Data records for software interfaces:
┌────────

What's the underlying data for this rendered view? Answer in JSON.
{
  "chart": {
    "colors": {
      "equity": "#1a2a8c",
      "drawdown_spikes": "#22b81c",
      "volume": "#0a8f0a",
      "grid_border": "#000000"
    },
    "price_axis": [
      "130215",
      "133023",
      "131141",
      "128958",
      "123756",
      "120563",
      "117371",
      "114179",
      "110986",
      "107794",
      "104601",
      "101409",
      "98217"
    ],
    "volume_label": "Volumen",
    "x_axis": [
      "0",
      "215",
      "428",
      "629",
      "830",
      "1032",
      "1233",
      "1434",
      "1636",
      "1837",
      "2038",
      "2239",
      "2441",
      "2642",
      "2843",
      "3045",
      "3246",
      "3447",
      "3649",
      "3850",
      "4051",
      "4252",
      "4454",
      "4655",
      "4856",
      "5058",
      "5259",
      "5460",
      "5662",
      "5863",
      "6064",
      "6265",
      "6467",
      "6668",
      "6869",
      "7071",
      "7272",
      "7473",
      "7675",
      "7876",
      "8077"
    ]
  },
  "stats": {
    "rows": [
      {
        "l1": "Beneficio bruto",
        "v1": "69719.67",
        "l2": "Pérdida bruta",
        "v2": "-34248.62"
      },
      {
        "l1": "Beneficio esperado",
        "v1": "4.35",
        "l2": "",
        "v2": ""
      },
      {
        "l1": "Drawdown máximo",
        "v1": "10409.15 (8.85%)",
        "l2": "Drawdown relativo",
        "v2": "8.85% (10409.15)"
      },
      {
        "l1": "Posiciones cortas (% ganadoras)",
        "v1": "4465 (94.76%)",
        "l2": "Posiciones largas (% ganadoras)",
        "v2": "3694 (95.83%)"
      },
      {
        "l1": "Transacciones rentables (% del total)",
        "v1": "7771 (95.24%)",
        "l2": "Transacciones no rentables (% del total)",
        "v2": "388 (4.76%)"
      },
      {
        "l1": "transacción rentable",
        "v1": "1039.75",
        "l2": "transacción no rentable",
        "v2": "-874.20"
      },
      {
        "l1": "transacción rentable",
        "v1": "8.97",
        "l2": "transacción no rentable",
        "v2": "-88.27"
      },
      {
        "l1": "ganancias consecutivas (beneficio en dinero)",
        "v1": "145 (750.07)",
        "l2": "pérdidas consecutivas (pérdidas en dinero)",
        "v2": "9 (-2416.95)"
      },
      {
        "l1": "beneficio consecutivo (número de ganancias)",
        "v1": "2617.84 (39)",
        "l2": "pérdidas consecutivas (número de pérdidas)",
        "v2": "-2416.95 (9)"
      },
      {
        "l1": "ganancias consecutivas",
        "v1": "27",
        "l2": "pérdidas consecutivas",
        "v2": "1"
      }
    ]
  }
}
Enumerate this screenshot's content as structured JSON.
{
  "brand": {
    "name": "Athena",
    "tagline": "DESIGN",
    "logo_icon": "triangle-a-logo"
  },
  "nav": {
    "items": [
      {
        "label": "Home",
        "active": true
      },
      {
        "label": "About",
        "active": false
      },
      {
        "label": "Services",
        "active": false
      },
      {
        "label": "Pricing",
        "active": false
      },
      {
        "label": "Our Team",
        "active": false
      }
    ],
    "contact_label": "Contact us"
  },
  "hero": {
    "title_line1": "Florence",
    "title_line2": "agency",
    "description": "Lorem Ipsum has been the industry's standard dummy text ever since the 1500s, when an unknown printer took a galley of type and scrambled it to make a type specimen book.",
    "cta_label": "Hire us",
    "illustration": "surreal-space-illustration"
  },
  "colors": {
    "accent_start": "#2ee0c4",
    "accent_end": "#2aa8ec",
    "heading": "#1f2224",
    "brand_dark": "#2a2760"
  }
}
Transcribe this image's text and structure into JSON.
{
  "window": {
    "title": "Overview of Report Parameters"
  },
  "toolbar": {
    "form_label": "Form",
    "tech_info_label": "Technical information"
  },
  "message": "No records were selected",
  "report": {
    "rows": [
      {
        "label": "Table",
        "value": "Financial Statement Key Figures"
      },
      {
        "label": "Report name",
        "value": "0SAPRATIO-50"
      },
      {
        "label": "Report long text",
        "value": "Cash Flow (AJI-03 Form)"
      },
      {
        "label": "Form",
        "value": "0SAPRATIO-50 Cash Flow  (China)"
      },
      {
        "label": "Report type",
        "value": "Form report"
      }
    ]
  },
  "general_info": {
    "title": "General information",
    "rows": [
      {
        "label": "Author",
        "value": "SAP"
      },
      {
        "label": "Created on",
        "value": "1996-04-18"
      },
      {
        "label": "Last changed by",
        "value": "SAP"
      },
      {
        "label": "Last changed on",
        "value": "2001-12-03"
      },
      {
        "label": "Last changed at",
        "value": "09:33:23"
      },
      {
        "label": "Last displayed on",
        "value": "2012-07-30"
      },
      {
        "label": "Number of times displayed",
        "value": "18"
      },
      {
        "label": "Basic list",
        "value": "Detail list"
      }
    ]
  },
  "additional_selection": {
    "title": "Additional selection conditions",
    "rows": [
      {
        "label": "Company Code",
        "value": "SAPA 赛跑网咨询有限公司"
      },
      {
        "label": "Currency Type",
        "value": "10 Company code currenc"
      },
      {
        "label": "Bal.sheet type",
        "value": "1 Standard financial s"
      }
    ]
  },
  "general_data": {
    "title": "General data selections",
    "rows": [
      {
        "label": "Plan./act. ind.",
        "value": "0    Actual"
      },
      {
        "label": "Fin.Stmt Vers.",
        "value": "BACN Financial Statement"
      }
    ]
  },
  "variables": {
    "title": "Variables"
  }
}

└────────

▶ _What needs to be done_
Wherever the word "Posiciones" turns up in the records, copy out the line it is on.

▶ _Response to the exercise_
        "l1": "Posiciones cortas (% ganadoras)",
        "l2": "Posiciones largas (% ganadoras)",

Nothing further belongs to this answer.